Richard was the Rural Dean in Arfon and before he moved to Felinheli he was rector at Aberffraw where he took charge of services at a number of churches in the locality including St Cwyfan’s Church which is built on a rocky outcrop completely surrounded by the sea at high tide.

James Glynn hails from Manchester but ran the village shop in Tregarth near Bangor for many years.

The former Army sergeant enjoyed cycling and owned a bicycle until about five years ago.

“I had a bike and I enjoyed riding it but it’s been a few years since I’ve been on one. The seats on this one are a bit hard though but I’ve enjoyed riding it along here and having a chat with a few people along the way.”

A keen yachtsman in his younger days, James enjoyed watching the small boats leaving Slate Quay and sailing along the Menai Strait.
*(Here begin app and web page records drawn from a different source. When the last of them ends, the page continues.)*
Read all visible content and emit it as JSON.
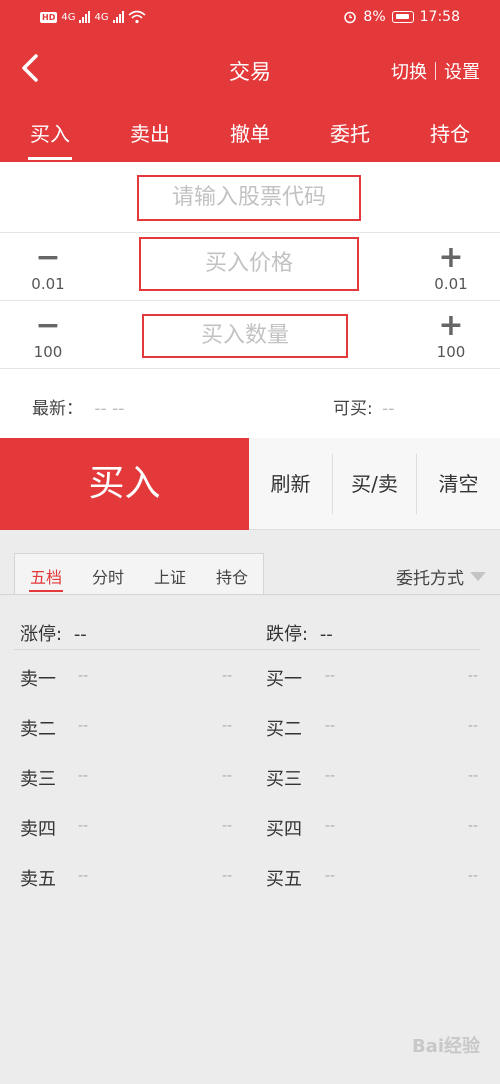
{
  "status_bar": {
    "hd": "HD",
    "net1": "4G",
    "net2": "4G",
    "battery": "8%",
    "time": "17:58"
  },
  "header": {
    "title": "交易",
    "switch_label": "切换",
    "settings_label": "设置"
  },
  "tabs": [
    {
      "label": "买入",
      "active": true
    },
    {
      "label": "卖出"
    },
    {
      "label": "撤单"
    },
    {
      "label": "委托"
    },
    {
      "label": "持仓"
    }
  ],
  "form": {
    "stock_code_placeholder": "请输入股票代码",
    "price_placeholder": "买入价格",
    "quantity_placeholder": "买入数量",
    "price_step_minus": "0.01",
    "price_step_plus": "0.01",
    "qty_step_minus": "100",
    "qty_step_plus": "100",
    "latest_label": "最新：",
    "latest_value": "-- --",
    "buyable_label": "可买:",
    "buyable_value": "--"
  },
  "actions": {
    "buy": "买入",
    "refresh": "刷新",
    "buy_sell": "买/卖",
    "clear": "清空"
  },
  "market": {
    "subtabs": [
      {
        "label": "五档",
        "active": true
      },
      {
        "label": "分时"
      },
      {
        "label": "上证"
      },
      {
        "label": "持仓"
      }
    ],
    "order_type": "委托方式",
    "limit_up_label": "涨停:",
    "limit_up_value": "--",
    "limit_down_label": "跌停:",
    "limit_down_value": "--",
    "sell_levels": [
      {
        "label": "卖一",
        "price": "--",
        "vol": "--"
      },
      {
        "label": "卖二",
        "price": "--",
        "vol": "--"
      },
      {
        "label": "卖三",
        "price": "--",
        "vol": "--"
      },
      {
        "label": "卖四",
        "price": "--",
        "vol": "--"
      },
      {
        "label": "卖五",
        "price": "--",
        "vol": "--"
      }
    ],
    "buy_levels": [
      {
        "label": "买一",
        "price": "--",
        "vol": "--"
      },
      {
        "label": "买二",
        "price": "--",
        "vol": "--"
      },
      {
        "label": "买三",
        "price": "--",
        "vol": "--"
      },
      {
        "label": "买四",
        "price": "--",
        "vol": "--"
      },
      {
        "label": "买五",
        "price": "--",
        "vol": "--"
      }
    ]
  },
  "watermark": "Bai经验"
}
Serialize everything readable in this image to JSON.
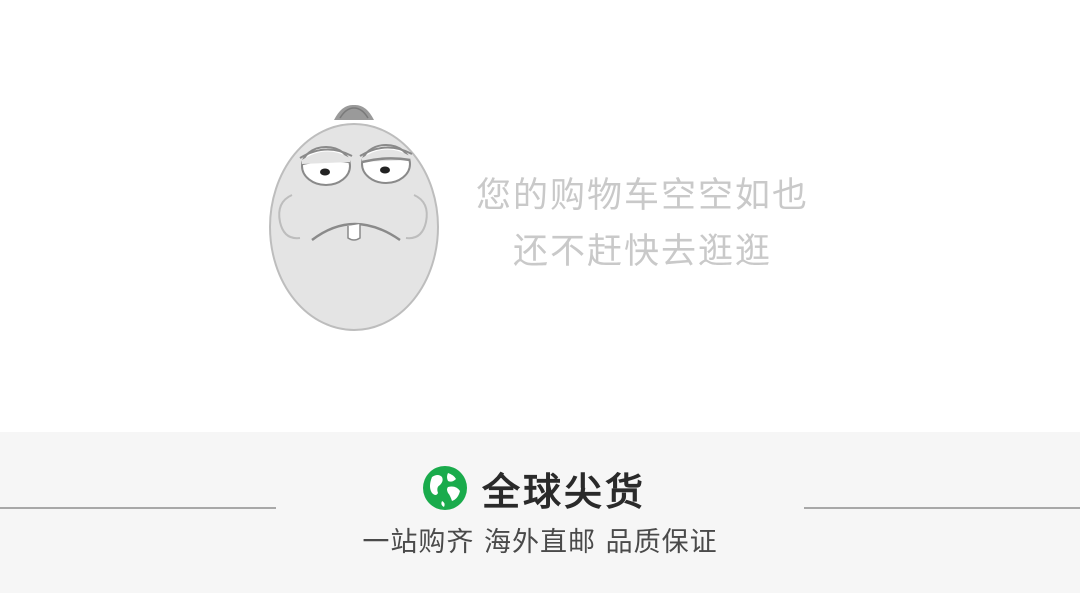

“I kept my boat, Megan, in Bangor and would sail it down the Strait to Caernarfon. I spent a lot of time here,” he added.

Bryn Seiont Newydd’s resident musician Nia Davies Williams said indoor cycling sessions had proved to be extremely popular with residents over the winter.

“We took advantage of sessions organised by Beics Antur at the Byw’n Iach centre in Caernarfon. Bikes were brought to the centre and we were able to cycle indoors on the tennis courts.

“It was something we had been keen to introduce for some time but the cost of specially adapted bicycles was prohibitive.

“We are focused on music and that extremely beneficial to the residents who are living with dementia but activities such as cycling or dancing can help them stay independent and provide a great sense of enjoyment. They can also keep you in touch with other people and improve the quality of life.

“Now that the weather is warming up we are just as keen to come out and enjoy the sunshine and the old adage that you can never forget how to ride a bike is certainly true for Richard and James.”

Beics Antur have a range of specially adapted cycles, including two-seat quad cycles and single-seat tricycles as well as a hand-driven tricycle. Some have the benefit of an electric motor which makes pedalling much less of a chore.

Spokesperson Tom Workman said they were pleased to see Richard and James enjoying themselves during their session on the bikes.

“Our bicycles are popular among locals and visitors alike and with people like Richard and James it shows that age is no barrier to riding a bicycle. The benefits of cycling are many and we are always delighted to welcome Bryn Seiont Newydd residents and offer them the opportunity to renew their cycling skill ,” he said.

Beics Antur is part of the Antur Waunfawr family of businesses and has recently been developed into a Health & Well-being centre, with a bike hire a repair shop, a Well-being Loft available to hire and a sensory room, in a project worth £1 million.

Since Antur Waunfawr was first established in 1984 the charity has developed rapidly and are perhaps best known for its recycling projects. Their Caergylchu and Warws Werdd projects offer a range of work and training opportunities and now employs more than 100 staff and supports over 65 adults with learning difficulties.